Page and application data records:
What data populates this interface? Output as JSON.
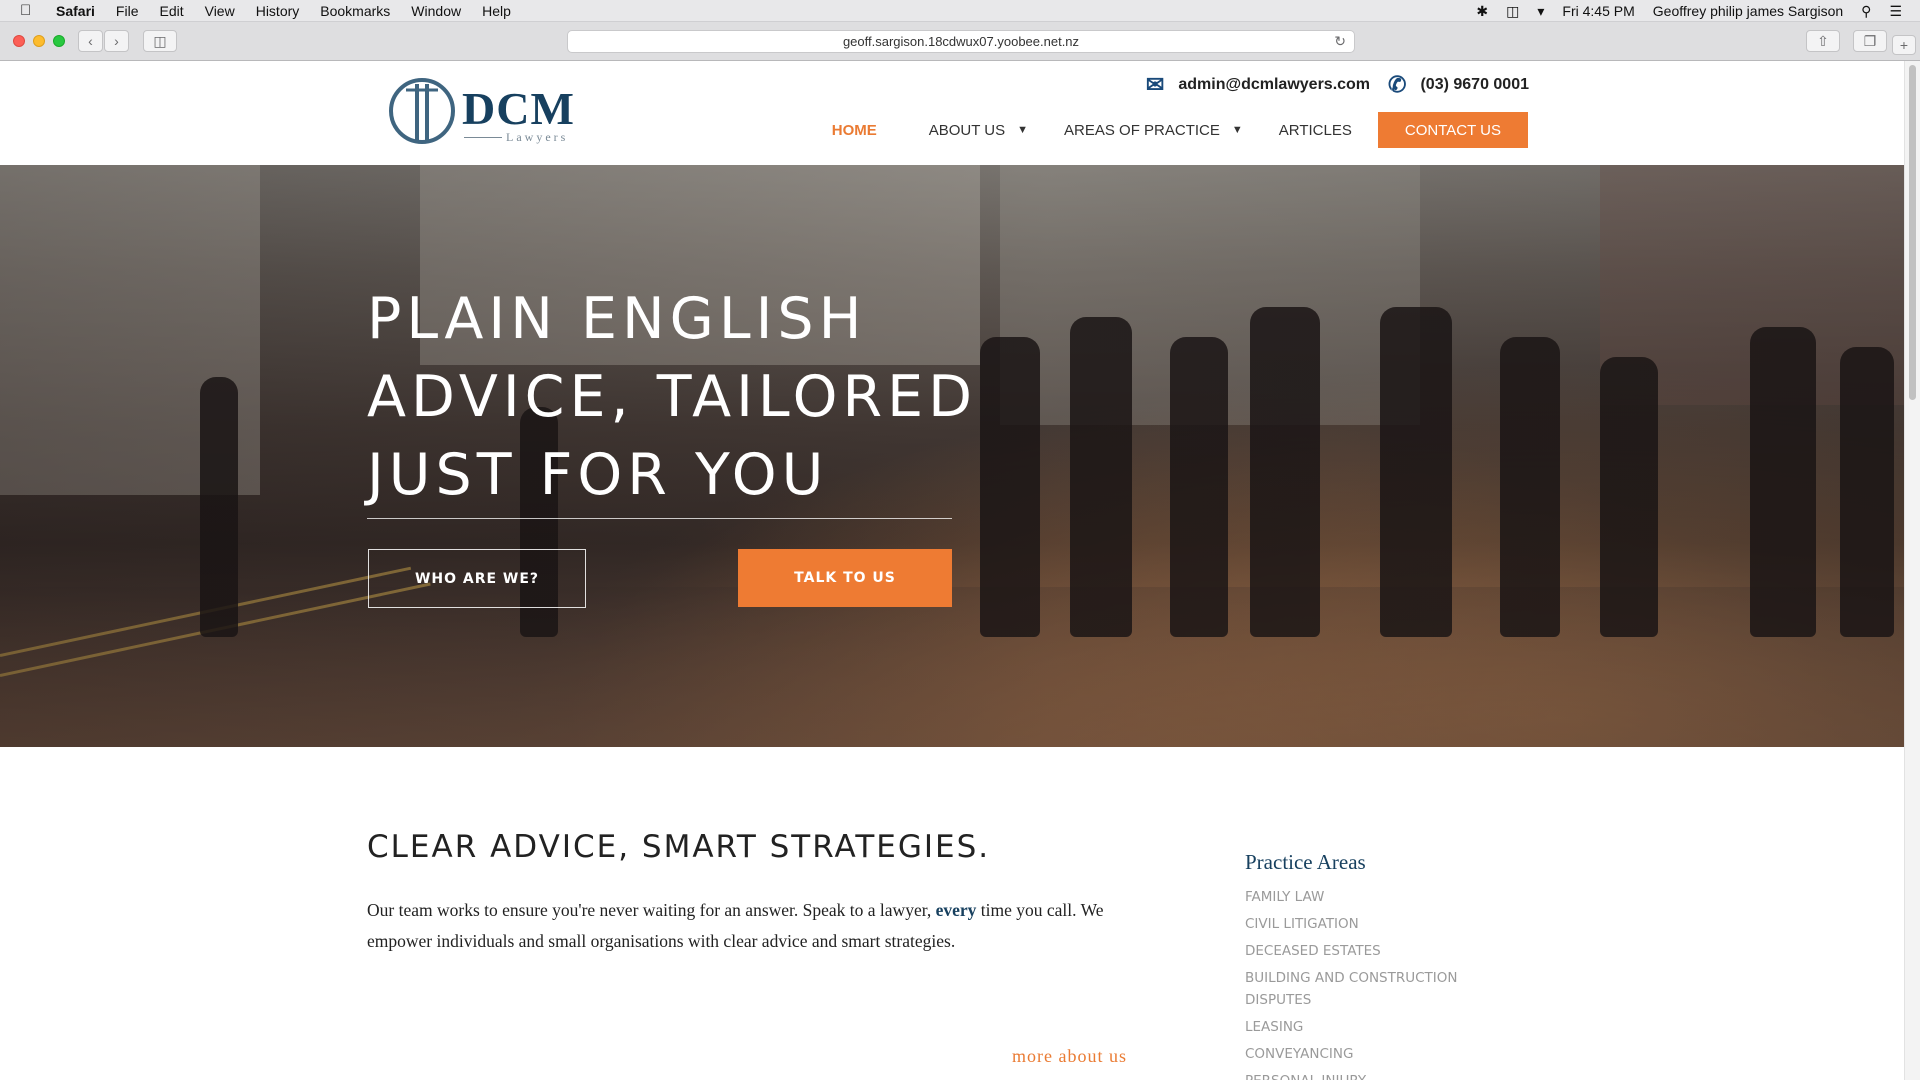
{
  "menubar": {
    "app": "Safari",
    "items": [
      "File",
      "Edit",
      "View",
      "History",
      "Bookmarks",
      "Window",
      "Help"
    ],
    "clock": "Fri 4:45 PM",
    "user": "Geoffrey philip james Sargison"
  },
  "browser": {
    "url": "geoff.sargison.18cdwux07.yoobee.net.nz"
  },
  "header": {
    "logo_main": "DCM",
    "logo_sub": "Lawyers",
    "email": "admin@dcmlawyers.com",
    "phone": "(03) 9670 0001"
  },
  "nav": {
    "home": "HOME",
    "about": "ABOUT US",
    "areas": "AREAS OF PRACTICE",
    "articles": "ARTICLES",
    "contact": "CONTACT US"
  },
  "hero": {
    "title_lines": [
      "PLAIN ENGLISH",
      "ADVICE, TAILORED",
      "JUST FOR YOU"
    ],
    "btn_who": "WHO ARE WE?",
    "btn_talk": "TALK TO US"
  },
  "intro": {
    "title": "CLEAR ADVICE, SMART STRATEGIES.",
    "text_before": "Our team works to ensure you're never waiting for an answer. Speak to a lawyer, ",
    "text_em": "every",
    "text_after": " time you call. We empower individuals and small organisations with clear advice and smart strategies.",
    "more": "more about us"
  },
  "practice_areas": {
    "heading": "Practice Areas",
    "items": [
      "FAMILY LAW",
      "CIVIL LITIGATION",
      "DECEASED ESTATES",
      "BUILDING AND CONSTRUCTION DISPUTES",
      "LEASING",
      "CONVEYANCING",
      "PERSONAL INJURY"
    ]
  },
  "colors": {
    "accent": "#ee7b33",
    "brand_navy": "#17405f"
  }
}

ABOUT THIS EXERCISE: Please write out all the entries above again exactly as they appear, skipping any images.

EXERCISE ANSWER:
What data populates this interface? Output as JSON.
{
  "menubar": {
    "app": "Safari",
    "items": [
      "File",
      "Edit",
      "View",
      "History",
      "Bookmarks",
      "Window",
      "Help"
    ],
    "clock": "Fri 4:45 PM",
    "user": "Geoffrey philip james Sargison"
  },
  "browser": {
    "url": "geoff.sargison.18cdwux07.yoobee.net.nz"
  },
  "header": {
    "logo_main": "DCM",
    "logo_sub": "Lawyers",
    "email": "admin@dcmlawyers.com",
    "phone": "(03) 9670 0001"
  },
  "nav": {
    "home": "HOME",
    "about": "ABOUT US",
    "areas": "AREAS OF PRACTICE",
    "articles": "ARTICLES",
    "contact": "CONTACT US"
  },
  "hero": {
    "title_lines": [
      "PLAIN ENGLISH",
      "ADVICE, TAILORED",
      "JUST FOR YOU"
    ],
    "btn_who": "WHO ARE WE?",
    "btn_talk": "TALK TO US"
  },
  "intro": {
    "title": "CLEAR ADVICE, SMART STRATEGIES.",
    "text_before": "Our team works to ensure you're never waiting for an answer. Speak to a lawyer, ",
    "text_em": "every",
    "text_after": " time you call. We empower individuals and small organisations with clear advice and smart strategies.",
    "more": "more about us"
  },
  "practice_areas": {
    "heading": "Practice Areas",
    "items": [
      "FAMILY LAW",
      "CIVIL LITIGATION",
      "DECEASED ESTATES",
      "BUILDING AND CONSTRUCTION DISPUTES",
      "LEASING",
      "CONVEYANCING",
      "PERSONAL INJURY"
    ]
  },
  "colors": {
    "accent": "#ee7b33",
    "brand_navy": "#17405f"
  }
}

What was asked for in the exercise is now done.